**Task goal:** The answer must be every line from the entries below that contains "Custom".

**Dataset content:**

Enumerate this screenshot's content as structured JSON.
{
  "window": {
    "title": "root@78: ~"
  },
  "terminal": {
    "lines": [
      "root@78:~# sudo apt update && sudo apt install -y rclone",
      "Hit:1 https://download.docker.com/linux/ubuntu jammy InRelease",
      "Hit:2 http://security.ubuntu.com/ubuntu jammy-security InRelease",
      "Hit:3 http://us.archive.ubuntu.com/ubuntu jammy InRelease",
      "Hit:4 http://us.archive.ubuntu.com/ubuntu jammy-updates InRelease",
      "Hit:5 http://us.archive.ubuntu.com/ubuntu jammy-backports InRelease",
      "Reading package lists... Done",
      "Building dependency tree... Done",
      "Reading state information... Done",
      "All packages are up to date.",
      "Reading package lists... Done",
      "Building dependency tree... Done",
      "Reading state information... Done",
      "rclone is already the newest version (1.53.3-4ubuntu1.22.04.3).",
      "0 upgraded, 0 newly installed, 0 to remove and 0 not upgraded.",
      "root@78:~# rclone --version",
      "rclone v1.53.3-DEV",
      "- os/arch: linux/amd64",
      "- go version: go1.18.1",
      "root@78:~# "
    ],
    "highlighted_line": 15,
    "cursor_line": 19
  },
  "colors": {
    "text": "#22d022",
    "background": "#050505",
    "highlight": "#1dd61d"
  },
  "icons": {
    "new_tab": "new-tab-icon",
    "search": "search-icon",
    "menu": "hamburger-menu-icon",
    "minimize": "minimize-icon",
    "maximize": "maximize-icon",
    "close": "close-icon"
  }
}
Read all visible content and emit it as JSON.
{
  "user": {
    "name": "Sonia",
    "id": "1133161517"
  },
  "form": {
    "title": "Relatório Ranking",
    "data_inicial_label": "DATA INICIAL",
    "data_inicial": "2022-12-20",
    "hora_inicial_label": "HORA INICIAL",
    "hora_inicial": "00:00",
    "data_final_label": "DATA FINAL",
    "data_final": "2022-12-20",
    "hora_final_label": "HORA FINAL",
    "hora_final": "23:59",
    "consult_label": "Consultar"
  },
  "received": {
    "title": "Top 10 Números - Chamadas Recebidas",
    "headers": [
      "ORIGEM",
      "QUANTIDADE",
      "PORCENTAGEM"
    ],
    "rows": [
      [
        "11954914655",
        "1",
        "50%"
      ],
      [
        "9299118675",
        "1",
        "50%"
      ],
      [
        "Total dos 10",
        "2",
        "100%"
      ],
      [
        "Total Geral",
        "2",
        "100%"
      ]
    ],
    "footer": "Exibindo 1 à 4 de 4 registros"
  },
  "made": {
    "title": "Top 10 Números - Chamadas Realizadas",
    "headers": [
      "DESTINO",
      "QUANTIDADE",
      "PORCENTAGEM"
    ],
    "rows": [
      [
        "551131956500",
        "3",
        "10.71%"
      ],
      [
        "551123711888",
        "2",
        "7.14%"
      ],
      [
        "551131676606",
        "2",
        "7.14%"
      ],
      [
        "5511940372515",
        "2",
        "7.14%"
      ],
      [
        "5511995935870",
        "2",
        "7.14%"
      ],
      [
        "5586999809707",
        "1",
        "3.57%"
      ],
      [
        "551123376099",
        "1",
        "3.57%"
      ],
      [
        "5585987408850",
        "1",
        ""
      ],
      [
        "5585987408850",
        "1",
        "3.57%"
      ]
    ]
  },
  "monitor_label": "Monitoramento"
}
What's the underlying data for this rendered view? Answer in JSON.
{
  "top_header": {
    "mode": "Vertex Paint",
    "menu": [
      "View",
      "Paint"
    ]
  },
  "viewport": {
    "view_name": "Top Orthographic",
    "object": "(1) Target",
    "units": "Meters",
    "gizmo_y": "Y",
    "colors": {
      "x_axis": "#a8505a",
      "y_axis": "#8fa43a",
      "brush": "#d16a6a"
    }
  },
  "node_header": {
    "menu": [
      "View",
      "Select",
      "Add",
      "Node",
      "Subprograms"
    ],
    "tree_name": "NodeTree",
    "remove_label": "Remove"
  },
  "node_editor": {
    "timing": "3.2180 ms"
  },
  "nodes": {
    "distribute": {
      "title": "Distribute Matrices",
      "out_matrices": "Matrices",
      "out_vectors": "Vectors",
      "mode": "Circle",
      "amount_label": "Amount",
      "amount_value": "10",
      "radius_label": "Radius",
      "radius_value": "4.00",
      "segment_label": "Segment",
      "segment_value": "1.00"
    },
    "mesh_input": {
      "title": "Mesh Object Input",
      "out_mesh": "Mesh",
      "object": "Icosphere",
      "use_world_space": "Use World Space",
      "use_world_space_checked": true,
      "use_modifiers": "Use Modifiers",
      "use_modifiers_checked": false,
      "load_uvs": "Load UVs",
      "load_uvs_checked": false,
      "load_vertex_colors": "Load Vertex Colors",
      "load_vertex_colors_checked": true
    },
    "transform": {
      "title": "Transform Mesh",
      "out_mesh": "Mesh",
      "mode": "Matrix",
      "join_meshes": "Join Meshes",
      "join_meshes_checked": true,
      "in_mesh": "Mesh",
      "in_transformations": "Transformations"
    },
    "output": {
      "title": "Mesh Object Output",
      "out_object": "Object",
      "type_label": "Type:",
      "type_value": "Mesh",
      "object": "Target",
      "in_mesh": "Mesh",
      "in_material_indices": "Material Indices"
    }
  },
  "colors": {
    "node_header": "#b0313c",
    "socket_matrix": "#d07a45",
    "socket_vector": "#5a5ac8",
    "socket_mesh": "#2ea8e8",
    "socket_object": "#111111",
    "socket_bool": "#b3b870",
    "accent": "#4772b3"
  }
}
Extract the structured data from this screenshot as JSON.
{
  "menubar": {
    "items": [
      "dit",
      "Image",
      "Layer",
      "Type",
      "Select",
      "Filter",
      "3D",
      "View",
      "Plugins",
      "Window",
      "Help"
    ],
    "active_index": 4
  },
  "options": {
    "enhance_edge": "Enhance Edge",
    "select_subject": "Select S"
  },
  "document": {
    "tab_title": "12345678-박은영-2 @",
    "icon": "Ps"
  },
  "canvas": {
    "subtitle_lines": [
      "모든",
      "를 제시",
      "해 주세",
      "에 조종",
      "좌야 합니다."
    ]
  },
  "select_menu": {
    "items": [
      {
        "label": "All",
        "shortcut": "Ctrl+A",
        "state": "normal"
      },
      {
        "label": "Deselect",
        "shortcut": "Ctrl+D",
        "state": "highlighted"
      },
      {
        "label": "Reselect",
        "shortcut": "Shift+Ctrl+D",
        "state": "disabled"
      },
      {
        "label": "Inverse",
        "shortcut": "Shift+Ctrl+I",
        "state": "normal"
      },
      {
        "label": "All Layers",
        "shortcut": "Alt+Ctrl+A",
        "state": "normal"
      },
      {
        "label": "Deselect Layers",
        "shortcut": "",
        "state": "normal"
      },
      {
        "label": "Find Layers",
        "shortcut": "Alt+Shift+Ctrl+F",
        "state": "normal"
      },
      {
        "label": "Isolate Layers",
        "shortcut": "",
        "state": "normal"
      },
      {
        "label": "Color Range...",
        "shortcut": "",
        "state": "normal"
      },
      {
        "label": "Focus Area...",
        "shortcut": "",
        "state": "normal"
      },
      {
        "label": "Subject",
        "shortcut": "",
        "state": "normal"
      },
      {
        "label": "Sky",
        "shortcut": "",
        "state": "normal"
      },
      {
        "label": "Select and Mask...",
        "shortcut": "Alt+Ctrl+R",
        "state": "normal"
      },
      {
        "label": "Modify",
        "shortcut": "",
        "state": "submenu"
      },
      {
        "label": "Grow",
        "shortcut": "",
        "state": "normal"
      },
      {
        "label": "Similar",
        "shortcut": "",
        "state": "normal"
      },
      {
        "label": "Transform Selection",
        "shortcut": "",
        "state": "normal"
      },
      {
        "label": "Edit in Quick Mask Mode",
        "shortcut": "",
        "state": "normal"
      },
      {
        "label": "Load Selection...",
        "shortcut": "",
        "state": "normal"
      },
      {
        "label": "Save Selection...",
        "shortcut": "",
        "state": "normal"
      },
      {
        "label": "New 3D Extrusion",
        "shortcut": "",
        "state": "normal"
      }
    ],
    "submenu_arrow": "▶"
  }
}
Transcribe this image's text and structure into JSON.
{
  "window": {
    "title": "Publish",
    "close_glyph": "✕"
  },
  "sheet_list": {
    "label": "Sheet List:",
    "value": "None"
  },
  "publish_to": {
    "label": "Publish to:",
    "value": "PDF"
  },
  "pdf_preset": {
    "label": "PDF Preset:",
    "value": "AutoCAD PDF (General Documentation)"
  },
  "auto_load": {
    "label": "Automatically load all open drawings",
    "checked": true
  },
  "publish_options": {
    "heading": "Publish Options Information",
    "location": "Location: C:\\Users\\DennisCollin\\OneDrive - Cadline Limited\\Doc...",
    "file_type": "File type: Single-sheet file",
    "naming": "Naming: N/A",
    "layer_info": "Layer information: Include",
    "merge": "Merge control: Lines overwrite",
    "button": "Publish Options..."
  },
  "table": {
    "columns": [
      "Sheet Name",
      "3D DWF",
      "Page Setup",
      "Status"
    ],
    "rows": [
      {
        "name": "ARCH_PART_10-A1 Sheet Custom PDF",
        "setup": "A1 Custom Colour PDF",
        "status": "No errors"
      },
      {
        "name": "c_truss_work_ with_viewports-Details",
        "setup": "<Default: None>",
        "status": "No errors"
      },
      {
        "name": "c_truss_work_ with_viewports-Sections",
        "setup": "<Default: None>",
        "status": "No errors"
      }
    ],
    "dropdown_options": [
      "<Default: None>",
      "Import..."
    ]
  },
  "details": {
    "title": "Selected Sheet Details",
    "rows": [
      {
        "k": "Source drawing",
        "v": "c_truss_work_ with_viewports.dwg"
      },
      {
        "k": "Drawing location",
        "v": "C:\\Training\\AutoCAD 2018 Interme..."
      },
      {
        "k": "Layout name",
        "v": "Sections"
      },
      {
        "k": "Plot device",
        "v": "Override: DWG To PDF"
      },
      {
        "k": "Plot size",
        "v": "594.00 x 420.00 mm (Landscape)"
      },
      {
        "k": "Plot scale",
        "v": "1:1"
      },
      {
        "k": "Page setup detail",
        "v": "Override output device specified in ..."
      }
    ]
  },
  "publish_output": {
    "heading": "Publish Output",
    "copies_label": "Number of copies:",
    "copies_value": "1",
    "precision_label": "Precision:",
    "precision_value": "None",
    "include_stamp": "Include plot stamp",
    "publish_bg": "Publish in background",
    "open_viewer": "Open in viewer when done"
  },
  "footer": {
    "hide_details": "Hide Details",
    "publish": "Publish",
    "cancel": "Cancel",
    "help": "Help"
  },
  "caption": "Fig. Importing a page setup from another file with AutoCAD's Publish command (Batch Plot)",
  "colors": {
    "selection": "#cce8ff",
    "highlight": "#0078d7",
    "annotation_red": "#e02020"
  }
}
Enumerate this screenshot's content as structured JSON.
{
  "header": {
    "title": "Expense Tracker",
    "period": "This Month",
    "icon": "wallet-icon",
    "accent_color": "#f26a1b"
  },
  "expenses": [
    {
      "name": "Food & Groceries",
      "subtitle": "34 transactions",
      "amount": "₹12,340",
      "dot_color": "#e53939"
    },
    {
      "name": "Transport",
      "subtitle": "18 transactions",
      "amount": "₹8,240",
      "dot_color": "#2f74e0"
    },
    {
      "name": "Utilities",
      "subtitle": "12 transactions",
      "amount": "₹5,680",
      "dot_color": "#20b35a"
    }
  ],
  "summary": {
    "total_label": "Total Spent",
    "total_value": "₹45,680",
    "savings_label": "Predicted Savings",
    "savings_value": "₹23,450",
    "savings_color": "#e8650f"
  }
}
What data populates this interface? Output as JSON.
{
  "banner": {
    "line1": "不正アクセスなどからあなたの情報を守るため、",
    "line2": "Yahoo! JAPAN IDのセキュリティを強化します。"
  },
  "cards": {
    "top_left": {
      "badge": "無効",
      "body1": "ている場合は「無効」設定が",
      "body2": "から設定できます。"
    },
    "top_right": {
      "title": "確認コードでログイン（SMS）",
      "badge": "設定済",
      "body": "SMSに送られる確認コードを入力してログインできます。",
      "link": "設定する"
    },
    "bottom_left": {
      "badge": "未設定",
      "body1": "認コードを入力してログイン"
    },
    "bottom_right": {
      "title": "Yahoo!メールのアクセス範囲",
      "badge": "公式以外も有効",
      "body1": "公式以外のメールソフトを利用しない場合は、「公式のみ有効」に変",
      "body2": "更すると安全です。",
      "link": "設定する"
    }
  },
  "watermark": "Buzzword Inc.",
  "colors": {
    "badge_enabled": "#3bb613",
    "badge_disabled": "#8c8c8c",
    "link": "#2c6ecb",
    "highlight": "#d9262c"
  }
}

**Answer space:**
        "name": "ARCH_PART_10-A1 Sheet Custom PDF",
        "setup": "A1 Custom Colour PDF",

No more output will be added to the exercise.